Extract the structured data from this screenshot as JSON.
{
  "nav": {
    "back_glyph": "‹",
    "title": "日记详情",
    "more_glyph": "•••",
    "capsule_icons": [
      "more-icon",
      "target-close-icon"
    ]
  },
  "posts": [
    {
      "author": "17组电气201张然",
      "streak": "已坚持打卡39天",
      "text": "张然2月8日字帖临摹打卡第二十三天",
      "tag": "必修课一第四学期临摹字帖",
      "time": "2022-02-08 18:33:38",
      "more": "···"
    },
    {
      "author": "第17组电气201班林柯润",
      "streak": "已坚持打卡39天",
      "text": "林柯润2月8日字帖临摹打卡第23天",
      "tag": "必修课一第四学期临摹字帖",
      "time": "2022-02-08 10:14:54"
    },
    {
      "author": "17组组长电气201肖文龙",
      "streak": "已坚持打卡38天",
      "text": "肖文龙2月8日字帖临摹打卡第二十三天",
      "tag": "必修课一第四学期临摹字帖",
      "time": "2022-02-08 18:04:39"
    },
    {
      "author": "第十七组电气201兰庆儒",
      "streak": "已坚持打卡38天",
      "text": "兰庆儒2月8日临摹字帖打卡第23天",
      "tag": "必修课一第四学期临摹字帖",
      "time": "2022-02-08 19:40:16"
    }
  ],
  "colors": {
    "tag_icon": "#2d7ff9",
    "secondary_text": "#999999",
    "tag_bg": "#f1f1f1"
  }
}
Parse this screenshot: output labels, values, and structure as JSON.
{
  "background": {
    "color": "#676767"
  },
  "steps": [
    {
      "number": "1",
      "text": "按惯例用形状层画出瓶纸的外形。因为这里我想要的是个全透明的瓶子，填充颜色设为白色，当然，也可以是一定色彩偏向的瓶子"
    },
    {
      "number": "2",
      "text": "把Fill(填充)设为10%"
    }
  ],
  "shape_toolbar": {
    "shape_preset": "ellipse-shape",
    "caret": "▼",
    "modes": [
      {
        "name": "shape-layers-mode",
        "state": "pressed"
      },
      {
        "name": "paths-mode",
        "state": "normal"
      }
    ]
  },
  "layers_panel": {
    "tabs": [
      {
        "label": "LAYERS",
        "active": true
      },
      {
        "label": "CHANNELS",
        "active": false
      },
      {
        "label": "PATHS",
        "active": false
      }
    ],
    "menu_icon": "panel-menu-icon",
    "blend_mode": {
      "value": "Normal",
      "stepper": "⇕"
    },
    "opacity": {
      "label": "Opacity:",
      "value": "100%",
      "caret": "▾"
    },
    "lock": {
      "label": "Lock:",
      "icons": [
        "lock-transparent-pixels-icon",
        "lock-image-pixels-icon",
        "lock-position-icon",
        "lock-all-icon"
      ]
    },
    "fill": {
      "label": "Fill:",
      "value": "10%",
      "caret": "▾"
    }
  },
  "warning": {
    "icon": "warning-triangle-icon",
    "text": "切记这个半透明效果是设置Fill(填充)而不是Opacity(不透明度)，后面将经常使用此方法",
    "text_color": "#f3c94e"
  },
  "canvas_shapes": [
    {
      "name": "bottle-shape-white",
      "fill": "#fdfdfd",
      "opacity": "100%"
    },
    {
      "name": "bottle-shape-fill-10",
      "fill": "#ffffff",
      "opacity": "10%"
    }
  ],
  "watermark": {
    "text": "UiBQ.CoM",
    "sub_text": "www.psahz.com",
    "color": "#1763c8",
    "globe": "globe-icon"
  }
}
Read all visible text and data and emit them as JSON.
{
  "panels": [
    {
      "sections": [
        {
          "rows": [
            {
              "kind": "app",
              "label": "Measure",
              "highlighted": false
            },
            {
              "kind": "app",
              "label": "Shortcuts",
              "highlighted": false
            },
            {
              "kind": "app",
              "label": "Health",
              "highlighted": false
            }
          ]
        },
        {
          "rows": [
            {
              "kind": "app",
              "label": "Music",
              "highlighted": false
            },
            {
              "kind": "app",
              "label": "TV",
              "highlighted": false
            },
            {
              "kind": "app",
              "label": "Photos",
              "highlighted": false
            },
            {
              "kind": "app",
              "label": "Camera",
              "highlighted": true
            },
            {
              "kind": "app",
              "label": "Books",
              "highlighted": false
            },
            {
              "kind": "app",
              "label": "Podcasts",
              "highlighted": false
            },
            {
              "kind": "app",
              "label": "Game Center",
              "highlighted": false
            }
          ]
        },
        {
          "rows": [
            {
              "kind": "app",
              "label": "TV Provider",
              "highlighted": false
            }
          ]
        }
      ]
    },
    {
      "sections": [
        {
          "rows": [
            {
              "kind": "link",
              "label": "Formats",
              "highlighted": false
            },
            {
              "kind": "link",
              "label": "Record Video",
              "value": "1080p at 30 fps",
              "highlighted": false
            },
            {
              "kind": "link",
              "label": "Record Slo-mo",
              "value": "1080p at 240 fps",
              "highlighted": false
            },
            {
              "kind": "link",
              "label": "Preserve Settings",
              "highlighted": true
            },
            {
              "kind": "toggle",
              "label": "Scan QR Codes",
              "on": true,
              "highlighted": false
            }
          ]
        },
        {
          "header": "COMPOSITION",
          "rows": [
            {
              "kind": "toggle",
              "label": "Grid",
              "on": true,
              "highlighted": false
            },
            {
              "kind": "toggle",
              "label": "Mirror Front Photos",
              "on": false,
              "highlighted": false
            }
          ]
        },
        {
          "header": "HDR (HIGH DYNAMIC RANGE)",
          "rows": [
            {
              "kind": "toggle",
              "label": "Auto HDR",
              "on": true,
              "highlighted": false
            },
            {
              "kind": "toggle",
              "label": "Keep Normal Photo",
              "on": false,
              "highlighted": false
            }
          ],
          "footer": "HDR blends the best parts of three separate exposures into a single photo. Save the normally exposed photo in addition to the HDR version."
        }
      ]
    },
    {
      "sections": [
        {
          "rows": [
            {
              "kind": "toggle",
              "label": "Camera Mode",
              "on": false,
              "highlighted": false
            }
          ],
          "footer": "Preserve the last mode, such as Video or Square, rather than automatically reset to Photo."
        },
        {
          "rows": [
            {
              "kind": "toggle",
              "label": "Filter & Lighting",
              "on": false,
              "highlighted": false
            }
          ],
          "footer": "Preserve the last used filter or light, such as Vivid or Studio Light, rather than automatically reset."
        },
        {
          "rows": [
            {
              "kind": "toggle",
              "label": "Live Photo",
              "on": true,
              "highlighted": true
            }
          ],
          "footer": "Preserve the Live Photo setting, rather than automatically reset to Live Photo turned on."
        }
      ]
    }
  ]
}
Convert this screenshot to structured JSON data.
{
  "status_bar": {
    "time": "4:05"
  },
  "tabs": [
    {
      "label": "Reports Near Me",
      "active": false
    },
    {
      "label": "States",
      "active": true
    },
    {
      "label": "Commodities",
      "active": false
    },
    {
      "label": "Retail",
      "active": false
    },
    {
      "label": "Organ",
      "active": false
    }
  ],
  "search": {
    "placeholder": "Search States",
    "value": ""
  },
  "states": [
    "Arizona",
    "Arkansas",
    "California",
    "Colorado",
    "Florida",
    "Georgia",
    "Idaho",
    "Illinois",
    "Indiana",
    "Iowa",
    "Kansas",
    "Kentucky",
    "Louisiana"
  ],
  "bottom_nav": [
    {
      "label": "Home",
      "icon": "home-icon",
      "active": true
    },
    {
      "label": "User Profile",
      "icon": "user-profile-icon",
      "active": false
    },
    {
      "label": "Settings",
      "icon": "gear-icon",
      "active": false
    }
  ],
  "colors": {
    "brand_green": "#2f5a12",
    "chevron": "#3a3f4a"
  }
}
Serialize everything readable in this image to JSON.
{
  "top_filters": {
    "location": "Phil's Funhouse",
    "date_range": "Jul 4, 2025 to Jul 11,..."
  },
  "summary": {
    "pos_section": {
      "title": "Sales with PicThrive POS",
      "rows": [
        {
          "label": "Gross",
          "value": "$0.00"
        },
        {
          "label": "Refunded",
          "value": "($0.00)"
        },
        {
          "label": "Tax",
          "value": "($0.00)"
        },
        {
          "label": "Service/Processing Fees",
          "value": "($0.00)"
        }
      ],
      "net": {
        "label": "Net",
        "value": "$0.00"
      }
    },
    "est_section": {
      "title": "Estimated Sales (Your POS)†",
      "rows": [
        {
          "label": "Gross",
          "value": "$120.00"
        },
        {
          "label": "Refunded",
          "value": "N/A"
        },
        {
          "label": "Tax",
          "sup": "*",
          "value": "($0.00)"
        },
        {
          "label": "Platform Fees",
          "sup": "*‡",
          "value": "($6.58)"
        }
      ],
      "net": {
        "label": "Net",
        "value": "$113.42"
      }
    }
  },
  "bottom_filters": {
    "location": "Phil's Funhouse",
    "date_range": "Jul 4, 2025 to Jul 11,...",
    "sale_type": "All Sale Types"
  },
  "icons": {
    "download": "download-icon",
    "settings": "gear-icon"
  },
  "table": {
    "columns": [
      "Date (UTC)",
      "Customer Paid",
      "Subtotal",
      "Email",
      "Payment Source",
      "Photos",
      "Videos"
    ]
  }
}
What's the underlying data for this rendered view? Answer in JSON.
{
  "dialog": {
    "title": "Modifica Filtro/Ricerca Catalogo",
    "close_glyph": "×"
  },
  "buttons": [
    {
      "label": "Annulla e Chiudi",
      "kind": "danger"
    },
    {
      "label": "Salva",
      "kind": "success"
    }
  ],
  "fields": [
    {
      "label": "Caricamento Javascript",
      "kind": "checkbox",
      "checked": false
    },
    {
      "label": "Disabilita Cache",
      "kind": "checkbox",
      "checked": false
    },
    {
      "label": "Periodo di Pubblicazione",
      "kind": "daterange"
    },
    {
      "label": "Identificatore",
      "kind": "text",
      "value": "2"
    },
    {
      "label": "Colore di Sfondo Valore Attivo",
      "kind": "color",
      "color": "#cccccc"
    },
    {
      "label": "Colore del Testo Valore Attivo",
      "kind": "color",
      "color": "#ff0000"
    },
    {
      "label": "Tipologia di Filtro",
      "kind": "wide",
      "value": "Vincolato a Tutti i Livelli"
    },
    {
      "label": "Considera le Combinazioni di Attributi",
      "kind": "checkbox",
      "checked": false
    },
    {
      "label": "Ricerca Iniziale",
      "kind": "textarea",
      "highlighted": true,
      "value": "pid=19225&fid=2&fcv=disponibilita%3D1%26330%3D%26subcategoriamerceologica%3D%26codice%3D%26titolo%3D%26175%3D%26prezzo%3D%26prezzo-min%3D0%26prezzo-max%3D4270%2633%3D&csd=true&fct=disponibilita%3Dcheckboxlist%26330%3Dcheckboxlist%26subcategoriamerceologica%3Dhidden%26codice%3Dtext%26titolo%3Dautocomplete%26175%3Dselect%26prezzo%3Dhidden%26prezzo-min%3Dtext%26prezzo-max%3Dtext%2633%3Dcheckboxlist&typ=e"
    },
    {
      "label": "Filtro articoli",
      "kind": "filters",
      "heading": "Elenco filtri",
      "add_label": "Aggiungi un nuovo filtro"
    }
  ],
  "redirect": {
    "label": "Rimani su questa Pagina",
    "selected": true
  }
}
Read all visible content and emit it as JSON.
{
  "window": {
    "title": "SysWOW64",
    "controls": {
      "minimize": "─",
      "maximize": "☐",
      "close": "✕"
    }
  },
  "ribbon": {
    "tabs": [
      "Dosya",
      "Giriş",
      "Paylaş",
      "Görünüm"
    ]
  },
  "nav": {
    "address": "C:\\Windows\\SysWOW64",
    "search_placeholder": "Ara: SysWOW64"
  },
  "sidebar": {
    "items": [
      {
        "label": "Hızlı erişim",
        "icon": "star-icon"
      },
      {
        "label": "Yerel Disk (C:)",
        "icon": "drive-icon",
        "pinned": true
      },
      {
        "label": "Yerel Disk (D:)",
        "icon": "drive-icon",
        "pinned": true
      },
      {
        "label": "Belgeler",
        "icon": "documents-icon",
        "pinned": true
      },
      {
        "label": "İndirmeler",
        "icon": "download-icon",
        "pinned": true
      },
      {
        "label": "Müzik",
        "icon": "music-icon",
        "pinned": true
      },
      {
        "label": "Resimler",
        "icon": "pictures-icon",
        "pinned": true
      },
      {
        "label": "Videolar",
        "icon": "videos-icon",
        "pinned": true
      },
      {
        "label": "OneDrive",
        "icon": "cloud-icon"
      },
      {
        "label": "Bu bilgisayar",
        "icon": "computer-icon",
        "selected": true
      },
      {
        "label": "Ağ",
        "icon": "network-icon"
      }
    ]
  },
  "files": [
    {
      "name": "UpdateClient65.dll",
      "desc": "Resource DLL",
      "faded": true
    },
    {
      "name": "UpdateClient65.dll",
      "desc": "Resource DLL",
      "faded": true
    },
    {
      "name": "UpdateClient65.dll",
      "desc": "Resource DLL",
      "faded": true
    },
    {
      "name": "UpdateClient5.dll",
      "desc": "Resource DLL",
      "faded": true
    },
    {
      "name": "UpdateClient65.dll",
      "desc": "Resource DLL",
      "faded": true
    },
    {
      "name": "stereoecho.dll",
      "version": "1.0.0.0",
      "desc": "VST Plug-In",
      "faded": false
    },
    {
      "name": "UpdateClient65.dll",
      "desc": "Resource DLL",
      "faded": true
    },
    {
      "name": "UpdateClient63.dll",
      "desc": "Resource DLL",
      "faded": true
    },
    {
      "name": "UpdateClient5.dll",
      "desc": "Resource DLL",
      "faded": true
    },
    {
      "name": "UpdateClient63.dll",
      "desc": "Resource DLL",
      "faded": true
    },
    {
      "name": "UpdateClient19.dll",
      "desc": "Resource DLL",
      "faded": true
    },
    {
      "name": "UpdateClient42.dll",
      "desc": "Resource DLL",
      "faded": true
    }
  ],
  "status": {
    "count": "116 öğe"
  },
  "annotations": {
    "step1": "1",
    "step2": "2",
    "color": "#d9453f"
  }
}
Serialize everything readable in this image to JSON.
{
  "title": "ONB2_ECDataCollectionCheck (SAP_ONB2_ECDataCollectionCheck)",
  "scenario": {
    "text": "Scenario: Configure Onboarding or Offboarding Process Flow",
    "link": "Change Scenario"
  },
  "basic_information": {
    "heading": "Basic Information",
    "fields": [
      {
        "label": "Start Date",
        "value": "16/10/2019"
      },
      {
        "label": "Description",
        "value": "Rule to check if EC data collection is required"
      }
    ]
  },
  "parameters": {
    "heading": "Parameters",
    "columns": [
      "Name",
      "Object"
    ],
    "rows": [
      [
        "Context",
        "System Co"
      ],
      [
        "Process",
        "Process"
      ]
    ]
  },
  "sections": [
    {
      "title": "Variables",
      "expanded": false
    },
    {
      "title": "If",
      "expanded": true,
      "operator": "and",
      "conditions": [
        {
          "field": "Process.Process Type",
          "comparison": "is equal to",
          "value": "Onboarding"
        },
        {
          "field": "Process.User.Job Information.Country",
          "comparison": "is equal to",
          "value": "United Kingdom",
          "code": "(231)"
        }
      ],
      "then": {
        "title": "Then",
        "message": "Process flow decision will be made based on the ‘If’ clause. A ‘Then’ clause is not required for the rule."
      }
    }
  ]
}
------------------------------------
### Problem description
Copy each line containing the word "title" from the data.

### Completed exercise
    "title": "日记详情",
      "title": "Sales with PicThrive POS",
      "title": "Estimated Sales (Your POS)†",
    "title": "Modifica Filtro/Ricerca Catalogo",
    "title": "SysWOW64",
  "title": "ONB2_ECDataCollectionCheck (SAP_ONB2_ECDataCollectionCheck)",
      "title": "Variables",
      "title": "If",
        "title": "Then",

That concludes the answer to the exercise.